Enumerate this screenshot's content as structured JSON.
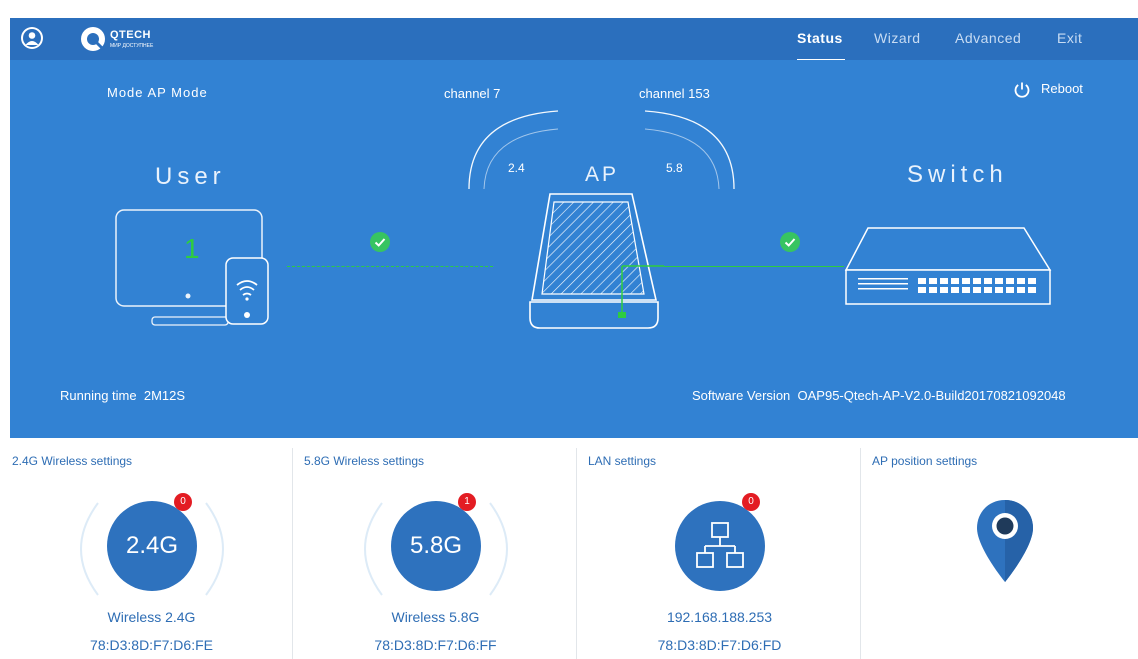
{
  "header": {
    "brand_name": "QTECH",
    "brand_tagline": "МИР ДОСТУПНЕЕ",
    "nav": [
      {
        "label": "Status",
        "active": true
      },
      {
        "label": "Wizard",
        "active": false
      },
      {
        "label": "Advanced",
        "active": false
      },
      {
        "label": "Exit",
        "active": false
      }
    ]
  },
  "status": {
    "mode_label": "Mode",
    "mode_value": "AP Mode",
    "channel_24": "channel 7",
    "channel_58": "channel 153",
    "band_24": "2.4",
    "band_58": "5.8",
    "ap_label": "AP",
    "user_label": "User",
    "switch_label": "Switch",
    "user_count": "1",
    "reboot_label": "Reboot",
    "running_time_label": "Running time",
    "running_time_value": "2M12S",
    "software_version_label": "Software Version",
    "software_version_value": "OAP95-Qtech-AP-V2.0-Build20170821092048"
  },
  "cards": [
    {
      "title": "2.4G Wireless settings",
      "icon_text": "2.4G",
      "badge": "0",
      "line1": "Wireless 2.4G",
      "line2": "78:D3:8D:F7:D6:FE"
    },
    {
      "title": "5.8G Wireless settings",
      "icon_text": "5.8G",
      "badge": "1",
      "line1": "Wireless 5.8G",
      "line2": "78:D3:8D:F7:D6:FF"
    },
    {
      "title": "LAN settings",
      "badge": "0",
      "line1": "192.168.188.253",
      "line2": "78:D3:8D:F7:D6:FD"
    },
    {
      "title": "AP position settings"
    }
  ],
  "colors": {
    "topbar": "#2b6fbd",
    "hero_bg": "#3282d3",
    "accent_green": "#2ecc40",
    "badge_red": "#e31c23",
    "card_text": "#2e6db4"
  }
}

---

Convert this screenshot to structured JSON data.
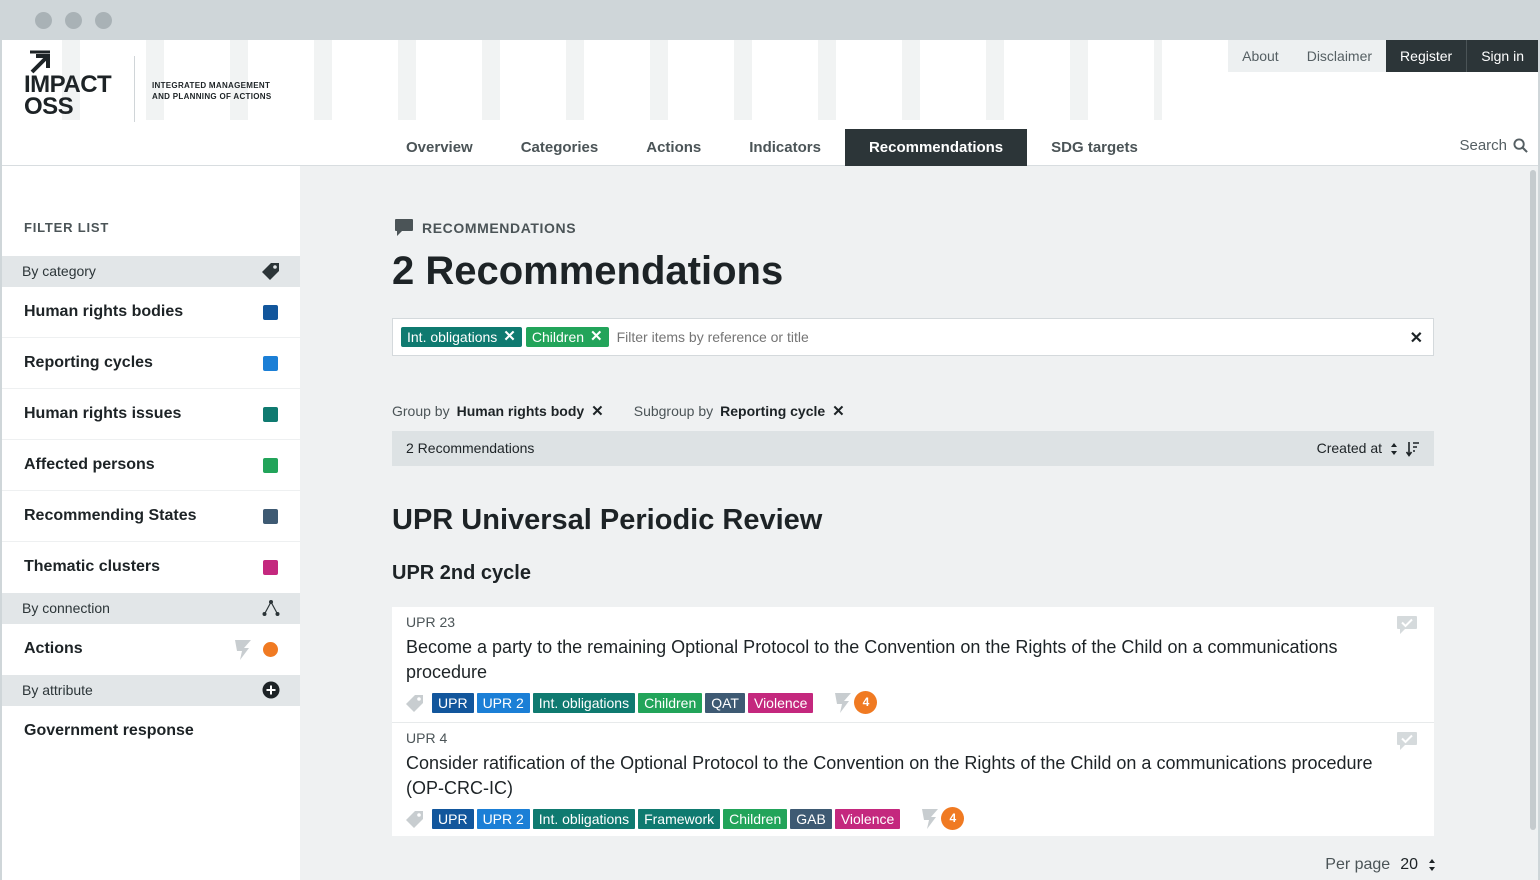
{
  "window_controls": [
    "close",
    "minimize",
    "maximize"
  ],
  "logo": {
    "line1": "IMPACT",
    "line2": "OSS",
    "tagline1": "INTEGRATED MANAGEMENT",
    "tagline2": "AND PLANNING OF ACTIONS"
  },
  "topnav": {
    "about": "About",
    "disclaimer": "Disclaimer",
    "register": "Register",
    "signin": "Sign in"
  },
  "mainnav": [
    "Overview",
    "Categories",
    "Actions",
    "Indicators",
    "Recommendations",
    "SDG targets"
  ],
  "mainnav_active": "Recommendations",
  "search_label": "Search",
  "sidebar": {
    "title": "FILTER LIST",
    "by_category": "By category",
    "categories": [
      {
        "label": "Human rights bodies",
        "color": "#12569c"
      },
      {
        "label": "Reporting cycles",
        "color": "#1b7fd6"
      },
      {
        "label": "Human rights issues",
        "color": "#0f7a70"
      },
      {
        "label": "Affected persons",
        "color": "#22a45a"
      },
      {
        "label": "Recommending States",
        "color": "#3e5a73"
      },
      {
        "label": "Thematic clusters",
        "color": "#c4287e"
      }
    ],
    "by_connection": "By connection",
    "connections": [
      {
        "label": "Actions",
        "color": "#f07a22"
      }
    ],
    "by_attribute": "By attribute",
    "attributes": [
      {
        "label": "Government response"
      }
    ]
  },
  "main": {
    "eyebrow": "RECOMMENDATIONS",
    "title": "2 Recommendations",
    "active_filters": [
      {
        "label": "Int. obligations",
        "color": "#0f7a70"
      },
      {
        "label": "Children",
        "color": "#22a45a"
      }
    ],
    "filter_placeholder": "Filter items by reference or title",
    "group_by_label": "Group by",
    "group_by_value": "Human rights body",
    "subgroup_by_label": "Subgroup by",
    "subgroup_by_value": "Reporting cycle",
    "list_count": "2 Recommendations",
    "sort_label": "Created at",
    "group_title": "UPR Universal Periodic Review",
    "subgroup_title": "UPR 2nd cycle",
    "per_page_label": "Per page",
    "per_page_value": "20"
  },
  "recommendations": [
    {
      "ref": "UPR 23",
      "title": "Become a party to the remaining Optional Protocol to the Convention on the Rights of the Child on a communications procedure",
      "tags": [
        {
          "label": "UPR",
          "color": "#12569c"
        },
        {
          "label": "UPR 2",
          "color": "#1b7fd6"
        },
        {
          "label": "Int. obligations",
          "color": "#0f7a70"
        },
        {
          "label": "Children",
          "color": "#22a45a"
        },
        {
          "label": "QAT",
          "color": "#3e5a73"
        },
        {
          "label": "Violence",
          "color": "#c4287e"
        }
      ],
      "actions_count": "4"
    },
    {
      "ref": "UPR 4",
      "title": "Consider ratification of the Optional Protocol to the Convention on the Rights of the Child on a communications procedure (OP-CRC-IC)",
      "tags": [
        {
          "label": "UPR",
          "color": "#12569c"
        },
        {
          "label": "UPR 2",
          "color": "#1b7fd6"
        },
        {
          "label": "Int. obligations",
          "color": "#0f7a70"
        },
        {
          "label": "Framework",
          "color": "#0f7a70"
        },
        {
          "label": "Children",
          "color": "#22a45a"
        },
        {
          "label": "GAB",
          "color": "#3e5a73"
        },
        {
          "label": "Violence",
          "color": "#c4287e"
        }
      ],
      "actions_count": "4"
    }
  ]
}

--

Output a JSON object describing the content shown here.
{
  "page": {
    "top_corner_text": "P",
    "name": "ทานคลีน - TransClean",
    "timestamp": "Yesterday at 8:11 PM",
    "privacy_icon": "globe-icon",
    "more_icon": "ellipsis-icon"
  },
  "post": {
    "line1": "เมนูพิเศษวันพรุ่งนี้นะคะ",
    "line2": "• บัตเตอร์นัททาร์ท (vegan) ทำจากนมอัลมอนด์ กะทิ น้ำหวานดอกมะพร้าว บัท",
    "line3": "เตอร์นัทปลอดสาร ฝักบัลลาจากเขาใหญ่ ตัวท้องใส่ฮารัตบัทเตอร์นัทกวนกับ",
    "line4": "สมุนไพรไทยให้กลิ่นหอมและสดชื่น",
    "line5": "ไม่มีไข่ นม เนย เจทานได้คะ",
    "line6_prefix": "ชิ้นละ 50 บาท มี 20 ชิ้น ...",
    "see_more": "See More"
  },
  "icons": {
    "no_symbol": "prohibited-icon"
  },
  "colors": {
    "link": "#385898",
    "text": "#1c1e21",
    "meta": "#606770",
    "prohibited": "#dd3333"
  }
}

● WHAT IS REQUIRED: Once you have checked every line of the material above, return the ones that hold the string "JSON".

● TASK RESPONSE:
Enumerate this screenshot's content as structured JSON.
Convert this screenshot to structured JSON data.
Output a JSON object describing the content shown here.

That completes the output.